A matter of economic equalityFirst, I feel very saddened to write about this topic. The current debate on the church tax did not begin from inside the church community but came due to outside pressure. I am well aware that negative feelings toward priests are behind the demands.
For a long time, priests were respected in society. Their influence could not be translated into monetary value, and it was, in fact, improper to speak about money when priests mostly led poor but honest lives.
But today, many priests are living differently. They often own assets, whether large or small, and are criticized for their financial possessions.
This issue should be examined through the point of view of the “Kingdom of God,” the basis of the church, because it is not simply an economic matter but one related to theology, and more specifically, the church’s essence.
The church exists to respond to the call of the Kingdom of God. The church exists in the world to work as light to renew the world. Today, God renews everything and every life in our world through the church and the servants of God. And of course, politics, economy and culture are included.
As already stipulated in the ninth General Assembly of the World Council of Churches, the matter of economic justice matters in terms of money and faith.
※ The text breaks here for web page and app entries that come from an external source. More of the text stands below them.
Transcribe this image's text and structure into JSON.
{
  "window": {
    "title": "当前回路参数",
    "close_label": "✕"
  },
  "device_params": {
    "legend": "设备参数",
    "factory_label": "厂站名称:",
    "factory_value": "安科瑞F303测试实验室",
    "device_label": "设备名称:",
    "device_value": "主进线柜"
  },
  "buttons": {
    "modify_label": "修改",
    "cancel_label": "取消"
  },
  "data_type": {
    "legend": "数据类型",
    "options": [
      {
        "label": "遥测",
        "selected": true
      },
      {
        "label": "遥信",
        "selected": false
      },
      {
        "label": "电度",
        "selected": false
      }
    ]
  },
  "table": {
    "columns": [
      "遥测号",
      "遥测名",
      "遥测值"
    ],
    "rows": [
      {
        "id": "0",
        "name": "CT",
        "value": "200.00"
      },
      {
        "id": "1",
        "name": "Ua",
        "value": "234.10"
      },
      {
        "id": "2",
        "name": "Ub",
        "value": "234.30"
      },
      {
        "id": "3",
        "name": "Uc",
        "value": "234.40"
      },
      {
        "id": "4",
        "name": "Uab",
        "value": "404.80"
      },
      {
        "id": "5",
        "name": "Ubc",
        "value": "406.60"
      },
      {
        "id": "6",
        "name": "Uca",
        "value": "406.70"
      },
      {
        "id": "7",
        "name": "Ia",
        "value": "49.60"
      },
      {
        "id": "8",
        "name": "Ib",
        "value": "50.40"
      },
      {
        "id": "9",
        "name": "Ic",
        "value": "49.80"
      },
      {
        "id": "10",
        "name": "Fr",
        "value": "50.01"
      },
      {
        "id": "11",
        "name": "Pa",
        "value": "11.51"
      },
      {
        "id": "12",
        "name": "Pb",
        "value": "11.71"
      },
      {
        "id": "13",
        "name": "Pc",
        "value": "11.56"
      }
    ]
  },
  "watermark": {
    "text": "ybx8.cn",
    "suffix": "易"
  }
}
Unfortunately, churches have not always been faithful to this goal. Even churches sometimes obstructed the Kingdom of God. The issue of religious tax needs to be approached from this point of view.
Regarding finance, churches must uphold justice - a value from the Kingdom of God - and peace and joy. No privilege should be recognized here and no special treatment must be given.
The mission of a priest is helping a church create the Kingdom of God in the world. Priests should set proper examples and teach believers the “righteousness and peace and joy” as stated in Romans 14:17. No matter how large a church grows, it will lose its reason for existence if it fails to be loved by the community.
Imposing taxes on priests is a clear indication that the church is not a special community separated from the world, but a community that coexists with the world. Until now, churches were considered as separate or superior, and this partially explains the tax exemption.
Then, why is it a problem for priests to pay tax, and how can paying taxes be something to brag about? Actually, paying taxes will be an act of being with Jesus, who came to earth after giving up all privileges.
By paying tax, priests will be able to serve the world and build the Kingdom of God, rather than giving in to the authority of Caesar.
By paying taxes, priests will be able to manage the finances of churches transparently and bring righteousness to the world. When a church is promoting the Kingdom of God, its actions must be transparent. If the offerings are neglected in the process, the essence of churches could be damaged, bringing pain to the world.
Priests must give up their privileges and shoulder the responsibility together. Imposing taxes on priests is a holy journey to build the Kingdom of God in this world.
Translation by the Korea JoongAng Daily staff.
*The author is the chief pastor of the Presbyterian Church of the Lord.
By Park Won-ho